“Inquiry happens when you focus on the art of teaching.” Kath Murdoch.
This is an interesting moment in Kath’s conversation with teachers. I lose focus on my note-taking as I pursue this thought… I tend to say ‘focus less on teaching and more on learning’, and here is Kath Murdoch, inquiry guru, expressing what, on the face of it, seems to be just the opposite.
Kath has spent the week with teachers at my school, provoking thinking, that of teachers and students alike, modelling in classrooms and then collaboratively analysing teachers’ observations. The conversations during the week have been as valuable for teachers as the classroom observations, especially the final day reflections, when teachers draw out the big ideas in response to Kath’s question:
What does it mean to have an inquiry stance in our teaching?
After the session, I attempt to categorise the teachers’ ideas under conceptual headings. The more I think about their statements, the more my categories overlap. I consider first Kath’s shared list of inquiry practices and then Ron Ritchhart’s cultural forces. In the end it comes down to a handful of big ideas, for me…
- Language: Use a language of learning not compliance. Choose language that supports learners in describing and reflecting on their thinking and learning.
- Process: Focus as much on the process of learning as the content. Use split screen teaching. Notice and name how we are learning, not just what we are leaning.
- Release: Let go of your expectations and allow students to lead. Ensure the learners do the heavy lifting. Release responsibility as early as possible, then observe where to take the learning next.
- Teacher as learner: Position yourself as part of the learning community, not as the expert in the room, both physically and through your interactions. Make your own thinking process visible.
- Time: Do less, but do it more deeply. Devote time to developing learning dispositions. Give children time to reflect on how and why they change their ideas or thinking.
But, even as I elaborate on these, I notice they are further interconnected. I keep going back to change and revise them. It’s impossible to separate ‘using the language of learning’ from the notion of ‘teacher as part of the learning community’… or the ‘focus on process’ from the notion of time…
And, in a moment of clarity, I see that Kath and I are talking about the same thing… The ‘art of teaching’ IS knowing how to focus on the learning.
14 thoughts on “Should we focus on teaching or learning?”

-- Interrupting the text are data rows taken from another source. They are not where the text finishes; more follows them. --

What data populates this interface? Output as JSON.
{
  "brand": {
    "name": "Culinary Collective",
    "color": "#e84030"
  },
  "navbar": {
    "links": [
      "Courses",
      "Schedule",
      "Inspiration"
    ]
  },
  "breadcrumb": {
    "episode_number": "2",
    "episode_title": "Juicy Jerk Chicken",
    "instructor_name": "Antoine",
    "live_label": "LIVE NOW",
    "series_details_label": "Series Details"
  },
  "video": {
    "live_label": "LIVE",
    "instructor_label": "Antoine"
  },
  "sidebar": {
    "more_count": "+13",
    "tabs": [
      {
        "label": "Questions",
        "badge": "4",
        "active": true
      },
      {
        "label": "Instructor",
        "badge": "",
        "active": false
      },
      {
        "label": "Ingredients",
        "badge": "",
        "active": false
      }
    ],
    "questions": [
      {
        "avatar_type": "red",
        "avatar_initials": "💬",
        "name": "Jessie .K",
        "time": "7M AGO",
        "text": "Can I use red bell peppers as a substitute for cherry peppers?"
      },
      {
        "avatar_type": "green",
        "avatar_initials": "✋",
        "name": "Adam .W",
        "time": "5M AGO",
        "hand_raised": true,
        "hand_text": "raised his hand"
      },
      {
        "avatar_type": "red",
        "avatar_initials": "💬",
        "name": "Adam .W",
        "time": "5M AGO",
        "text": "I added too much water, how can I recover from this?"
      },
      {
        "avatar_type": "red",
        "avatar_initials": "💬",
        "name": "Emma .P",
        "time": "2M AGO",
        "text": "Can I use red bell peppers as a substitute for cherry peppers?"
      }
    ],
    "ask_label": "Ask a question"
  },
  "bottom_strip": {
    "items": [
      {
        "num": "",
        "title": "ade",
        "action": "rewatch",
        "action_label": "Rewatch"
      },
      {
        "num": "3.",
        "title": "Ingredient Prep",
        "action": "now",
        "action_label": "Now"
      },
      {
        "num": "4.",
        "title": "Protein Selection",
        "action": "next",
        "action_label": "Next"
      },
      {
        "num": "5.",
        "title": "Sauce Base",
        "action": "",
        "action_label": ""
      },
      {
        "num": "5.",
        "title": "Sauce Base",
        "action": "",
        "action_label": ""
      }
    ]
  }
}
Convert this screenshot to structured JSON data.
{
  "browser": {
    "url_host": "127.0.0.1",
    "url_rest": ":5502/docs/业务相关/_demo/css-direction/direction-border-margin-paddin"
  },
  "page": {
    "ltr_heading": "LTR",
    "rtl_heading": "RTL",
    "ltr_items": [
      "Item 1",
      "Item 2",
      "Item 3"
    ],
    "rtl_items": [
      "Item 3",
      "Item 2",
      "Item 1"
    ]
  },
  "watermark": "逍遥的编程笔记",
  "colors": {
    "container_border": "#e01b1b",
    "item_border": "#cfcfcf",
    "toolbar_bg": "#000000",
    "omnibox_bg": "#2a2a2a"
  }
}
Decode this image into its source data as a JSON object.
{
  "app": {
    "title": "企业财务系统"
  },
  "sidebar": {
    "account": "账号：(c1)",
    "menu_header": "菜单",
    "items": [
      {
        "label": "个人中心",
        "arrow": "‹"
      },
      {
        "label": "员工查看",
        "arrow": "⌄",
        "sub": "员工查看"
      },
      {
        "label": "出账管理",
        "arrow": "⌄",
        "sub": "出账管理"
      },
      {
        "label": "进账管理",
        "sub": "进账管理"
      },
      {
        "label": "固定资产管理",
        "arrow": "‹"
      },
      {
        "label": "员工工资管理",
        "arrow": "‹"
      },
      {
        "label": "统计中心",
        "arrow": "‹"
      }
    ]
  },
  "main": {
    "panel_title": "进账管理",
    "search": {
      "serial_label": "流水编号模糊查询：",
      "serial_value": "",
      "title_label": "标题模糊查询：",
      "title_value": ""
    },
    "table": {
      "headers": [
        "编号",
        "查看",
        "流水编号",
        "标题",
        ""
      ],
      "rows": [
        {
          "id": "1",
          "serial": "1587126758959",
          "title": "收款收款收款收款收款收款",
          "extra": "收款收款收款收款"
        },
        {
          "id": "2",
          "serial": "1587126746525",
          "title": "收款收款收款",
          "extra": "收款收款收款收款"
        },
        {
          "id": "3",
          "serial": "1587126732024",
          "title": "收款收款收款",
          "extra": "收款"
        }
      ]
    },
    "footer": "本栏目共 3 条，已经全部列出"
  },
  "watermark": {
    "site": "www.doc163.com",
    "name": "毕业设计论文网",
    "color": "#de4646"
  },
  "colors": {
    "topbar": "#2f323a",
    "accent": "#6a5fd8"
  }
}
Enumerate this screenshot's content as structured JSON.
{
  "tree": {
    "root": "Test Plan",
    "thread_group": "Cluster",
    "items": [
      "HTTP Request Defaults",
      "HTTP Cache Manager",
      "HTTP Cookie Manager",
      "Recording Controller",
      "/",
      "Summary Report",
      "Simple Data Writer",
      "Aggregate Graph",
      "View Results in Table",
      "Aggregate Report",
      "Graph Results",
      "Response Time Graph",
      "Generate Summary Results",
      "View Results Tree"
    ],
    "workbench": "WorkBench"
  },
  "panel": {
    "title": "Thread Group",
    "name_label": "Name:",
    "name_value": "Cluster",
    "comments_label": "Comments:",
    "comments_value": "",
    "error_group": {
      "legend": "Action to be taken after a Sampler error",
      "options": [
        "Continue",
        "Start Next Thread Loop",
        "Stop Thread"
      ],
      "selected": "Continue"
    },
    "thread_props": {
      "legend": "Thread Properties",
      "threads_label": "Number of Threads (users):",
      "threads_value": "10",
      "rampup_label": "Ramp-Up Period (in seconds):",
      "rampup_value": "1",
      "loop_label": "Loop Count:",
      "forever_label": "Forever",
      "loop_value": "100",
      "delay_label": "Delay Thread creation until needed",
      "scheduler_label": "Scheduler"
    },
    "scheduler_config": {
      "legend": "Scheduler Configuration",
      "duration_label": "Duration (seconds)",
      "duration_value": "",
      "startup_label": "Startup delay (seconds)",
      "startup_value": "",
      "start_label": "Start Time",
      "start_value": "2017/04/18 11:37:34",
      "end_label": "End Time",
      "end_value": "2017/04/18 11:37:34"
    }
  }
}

Interesting blogpost Edna… personally I find the constant distinction between teaching and learning in educational dialogue quite perplexing… sometimes I think it is as if we have separated the head from the body and then sometime later we expect the two to synchronise as one again. Instead we might do well to examine the intersection between them, looking closely at the juncture of pedagogy and meaning making… lots to think about, thanks for posting on this topic.
“Learning and teaching should not stand on opposite banks and just watch the river flow by; instead, they should embark together on a journey down the water. Through an active, reciprocal exchange, teaching can strengthen learning and how to learn.”
Malaguzzi, L. 1998, ‘History, ideas and philosophy’, in Edwards, C. Gandini, L. and Forman, G. 1998, The Hundred Languages of Children: The Reggio Emilia Approach, Ablex Publishing, Greenwich p83
Hi Fiona, Just realised I had not responded. I agree! Yet the sad fact is that there are many teachers who plan what to teach and how to deliver it, without considering it from the perspective of how the students learn!